With the death dew on his brow! Mother darling-fare you well!”
“Kneel down, now, beside me, chaplain, Downward from their thrones of beauty And return my thanks to Him
Look”d the stars upon his face;
Sped the angel of God's grace.
To his blessed home above.
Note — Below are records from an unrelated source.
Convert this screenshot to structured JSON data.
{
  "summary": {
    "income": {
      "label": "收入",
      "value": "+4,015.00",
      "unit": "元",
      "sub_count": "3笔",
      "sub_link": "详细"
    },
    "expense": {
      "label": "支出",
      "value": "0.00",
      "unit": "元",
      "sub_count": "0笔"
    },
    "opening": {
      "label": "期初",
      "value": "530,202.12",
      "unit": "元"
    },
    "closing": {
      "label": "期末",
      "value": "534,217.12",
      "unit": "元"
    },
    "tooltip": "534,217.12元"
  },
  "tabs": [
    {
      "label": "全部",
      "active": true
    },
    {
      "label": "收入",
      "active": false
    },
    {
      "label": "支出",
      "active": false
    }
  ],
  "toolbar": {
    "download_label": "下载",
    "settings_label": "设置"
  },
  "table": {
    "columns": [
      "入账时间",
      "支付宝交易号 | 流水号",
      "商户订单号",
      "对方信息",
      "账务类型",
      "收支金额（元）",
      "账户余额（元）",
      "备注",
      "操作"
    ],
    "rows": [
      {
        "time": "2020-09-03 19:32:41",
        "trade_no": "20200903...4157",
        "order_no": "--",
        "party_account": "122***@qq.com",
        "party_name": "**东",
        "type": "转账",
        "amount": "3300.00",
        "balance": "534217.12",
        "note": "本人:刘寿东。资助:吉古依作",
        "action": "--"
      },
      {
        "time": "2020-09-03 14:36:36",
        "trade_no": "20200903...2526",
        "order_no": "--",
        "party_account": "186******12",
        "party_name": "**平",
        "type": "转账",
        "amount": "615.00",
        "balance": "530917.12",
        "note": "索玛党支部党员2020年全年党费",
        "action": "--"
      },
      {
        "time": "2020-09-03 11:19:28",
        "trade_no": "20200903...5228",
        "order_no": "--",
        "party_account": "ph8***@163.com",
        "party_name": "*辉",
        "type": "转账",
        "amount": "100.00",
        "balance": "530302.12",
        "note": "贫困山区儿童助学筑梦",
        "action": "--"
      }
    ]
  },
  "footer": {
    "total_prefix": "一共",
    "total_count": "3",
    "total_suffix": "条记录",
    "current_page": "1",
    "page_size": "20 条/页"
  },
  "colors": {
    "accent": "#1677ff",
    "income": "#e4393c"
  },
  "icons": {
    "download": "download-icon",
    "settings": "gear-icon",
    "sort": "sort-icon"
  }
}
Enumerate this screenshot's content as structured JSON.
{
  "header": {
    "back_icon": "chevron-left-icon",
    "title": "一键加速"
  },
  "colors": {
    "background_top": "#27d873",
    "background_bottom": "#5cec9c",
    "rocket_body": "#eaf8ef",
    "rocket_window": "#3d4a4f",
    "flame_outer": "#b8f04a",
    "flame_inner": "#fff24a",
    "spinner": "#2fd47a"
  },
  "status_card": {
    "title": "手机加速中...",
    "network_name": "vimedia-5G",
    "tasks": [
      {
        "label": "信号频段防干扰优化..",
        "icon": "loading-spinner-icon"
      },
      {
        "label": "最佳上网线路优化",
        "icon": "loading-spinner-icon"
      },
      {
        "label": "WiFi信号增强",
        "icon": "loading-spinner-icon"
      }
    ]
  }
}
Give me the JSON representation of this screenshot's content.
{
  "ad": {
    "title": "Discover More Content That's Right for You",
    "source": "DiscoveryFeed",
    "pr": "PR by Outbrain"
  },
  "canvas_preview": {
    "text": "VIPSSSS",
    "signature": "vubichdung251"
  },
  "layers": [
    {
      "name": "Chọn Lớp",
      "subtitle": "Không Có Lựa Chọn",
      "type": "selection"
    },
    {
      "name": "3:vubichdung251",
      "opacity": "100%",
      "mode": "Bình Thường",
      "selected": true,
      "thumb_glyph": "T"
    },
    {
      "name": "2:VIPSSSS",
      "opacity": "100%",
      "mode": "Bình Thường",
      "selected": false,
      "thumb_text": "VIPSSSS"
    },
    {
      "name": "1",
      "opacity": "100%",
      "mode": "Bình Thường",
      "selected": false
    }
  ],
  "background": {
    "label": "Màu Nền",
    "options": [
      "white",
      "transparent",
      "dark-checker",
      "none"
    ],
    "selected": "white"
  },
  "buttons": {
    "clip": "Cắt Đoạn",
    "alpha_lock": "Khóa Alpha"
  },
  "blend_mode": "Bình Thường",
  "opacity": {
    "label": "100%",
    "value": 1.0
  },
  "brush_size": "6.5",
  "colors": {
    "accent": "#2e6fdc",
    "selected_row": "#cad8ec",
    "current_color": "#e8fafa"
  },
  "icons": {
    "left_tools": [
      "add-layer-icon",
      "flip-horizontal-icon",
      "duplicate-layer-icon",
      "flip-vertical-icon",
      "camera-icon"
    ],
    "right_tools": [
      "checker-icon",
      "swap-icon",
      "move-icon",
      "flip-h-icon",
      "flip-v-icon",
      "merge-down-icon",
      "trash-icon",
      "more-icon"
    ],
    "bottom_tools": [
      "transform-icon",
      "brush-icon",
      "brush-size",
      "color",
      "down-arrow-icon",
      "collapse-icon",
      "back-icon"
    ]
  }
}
Through the valley of the shadow The dead soldier's soul immortal,
I have gone, with Christ to dwell ! To partake of Christ's sweet love.
Far away, in humble cottage,
Sits his mother, sad and lone;
Cast a shadow o'er her brow;
She is with her loved ones now !
XX.-THE ORPHAN BOY.
TAY, Lady! stay for mercy's sake,
And hear a helpless Orphan's tale!
'Tis want that makes my cheek so pale.
And my brave father's hope and joy ;
And I am now an Orphan Boy!
When news of Nelson's victory came,
And see the lighted windows flame!
She could not bear to see my joy,
And made me a poor Orphan Boy.
My mother, shuddering, closed her ears,
My mother answered with her tears.
“Why are you crying thus,” said I,
“While others laugh, and shout with joy?"" She kissed me, and, with such a sigh,
She called me her poor Orphan Boy!
When, suddenly, she gasped for breath ;
But, ah! her eyes were closed in death !
And I'm no more a parent's joy;
What 'tis to be an Orphan Boy !
Oh ! were I by your bounty fed
Nay, gentle Lady, do not chide ;
The sailor's orphan boy has pride!
You'll give me clothing, food, employ?
Your happy, happy Orphan Boy !
W. L. SPENCER.
HE spearman heard the bugle sound, and cheerly smiled the morn
And many a brach, and many a hound, attend Llewellyn's horn ; And still he blew a louder blast, and gave a louder cheer; “Come, Gelert! why art thou the last Llewellyn's horn to hear ? Oh, where does faithful Gelert roam ? the flower of all his race ! So true, so brave ! a lamb at home—a lion in the chase !!!
'Twas only at Llewelly'ns board the faithful Gelert fed ;
And now, as over rocks and dells the gallant chidings rise,